— Available records —
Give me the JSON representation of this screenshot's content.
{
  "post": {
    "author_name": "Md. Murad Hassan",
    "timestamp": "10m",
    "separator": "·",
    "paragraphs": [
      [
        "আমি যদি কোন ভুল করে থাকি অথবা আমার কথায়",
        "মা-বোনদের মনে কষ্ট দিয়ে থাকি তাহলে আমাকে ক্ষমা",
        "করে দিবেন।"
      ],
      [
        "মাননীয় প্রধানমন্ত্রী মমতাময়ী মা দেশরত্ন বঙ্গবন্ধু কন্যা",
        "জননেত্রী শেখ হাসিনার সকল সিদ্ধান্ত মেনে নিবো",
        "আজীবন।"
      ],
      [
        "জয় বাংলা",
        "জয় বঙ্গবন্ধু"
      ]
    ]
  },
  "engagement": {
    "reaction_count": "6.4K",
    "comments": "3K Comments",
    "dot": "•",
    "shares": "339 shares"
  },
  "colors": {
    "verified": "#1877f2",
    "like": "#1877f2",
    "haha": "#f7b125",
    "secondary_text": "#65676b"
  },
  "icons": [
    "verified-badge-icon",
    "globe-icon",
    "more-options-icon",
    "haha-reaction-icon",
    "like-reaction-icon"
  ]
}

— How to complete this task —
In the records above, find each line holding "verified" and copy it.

— Answer section —
    "verified": "#1877f2",
    "verified-badge-icon",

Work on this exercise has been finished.